Material to process START

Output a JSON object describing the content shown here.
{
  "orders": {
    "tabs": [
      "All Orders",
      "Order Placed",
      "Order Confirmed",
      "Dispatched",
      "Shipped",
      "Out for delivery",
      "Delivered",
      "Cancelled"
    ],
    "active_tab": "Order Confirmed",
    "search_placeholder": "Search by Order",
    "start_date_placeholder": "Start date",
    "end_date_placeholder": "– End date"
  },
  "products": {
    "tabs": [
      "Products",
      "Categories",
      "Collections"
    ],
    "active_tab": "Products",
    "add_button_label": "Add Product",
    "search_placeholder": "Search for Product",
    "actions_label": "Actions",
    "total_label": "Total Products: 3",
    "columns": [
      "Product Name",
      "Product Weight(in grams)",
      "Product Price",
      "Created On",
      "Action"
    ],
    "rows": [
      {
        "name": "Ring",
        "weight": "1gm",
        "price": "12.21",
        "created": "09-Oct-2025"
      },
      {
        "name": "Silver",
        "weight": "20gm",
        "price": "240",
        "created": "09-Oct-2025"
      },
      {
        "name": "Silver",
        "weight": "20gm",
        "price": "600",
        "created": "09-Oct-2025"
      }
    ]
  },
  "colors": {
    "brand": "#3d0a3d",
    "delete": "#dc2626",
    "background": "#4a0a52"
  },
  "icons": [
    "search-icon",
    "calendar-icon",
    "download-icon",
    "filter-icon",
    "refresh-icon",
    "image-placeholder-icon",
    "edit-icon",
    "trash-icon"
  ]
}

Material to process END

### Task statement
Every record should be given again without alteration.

### Written answer
Output a JSON object describing the content shown here.
{
  "orders": {
    "tabs": [
      "All Orders",
      "Order Placed",
      "Order Confirmed",
      "Dispatched",
      "Shipped",
      "Out for delivery",
      "Delivered",
      "Cancelled"
    ],
    "active_tab": "Order Confirmed",
    "search_placeholder": "Search by Order",
    "start_date_placeholder": "Start date",
    "end_date_placeholder": "– End date"
  },
  "products": {
    "tabs": [
      "Products",
      "Categories",
      "Collections"
    ],
    "active_tab": "Products",
    "add_button_label": "Add Product",
    "search_placeholder": "Search for Product",
    "actions_label": "Actions",
    "total_label": "Total Products: 3",
    "columns": [
      "Product Name",
      "Product Weight(in grams)",
      "Product Price",
      "Created On",
      "Action"
    ],
    "rows": [
      {
        "name": "Ring",
        "weight": "1gm",
        "price": "12.21",
        "created": "09-Oct-2025"
      },
      {
        "name": "Silver",
        "weight": "20gm",
        "price": "240",
        "created": "09-Oct-2025"
      },
      {
        "name": "Silver",
        "weight": "20gm",
        "price": "600",
        "created": "09-Oct-2025"
      }
    ]
  },
  "colors": {
    "brand": "#3d0a3d",
    "delete": "#dc2626",
    "background": "#4a0a52"
  },
  "icons": [
    "search-icon",
    "calendar-icon",
    "download-icon",
    "filter-icon",
    "refresh-icon",
    "image-placeholder-icon",
    "edit-icon",
    "trash-icon"
  ]
}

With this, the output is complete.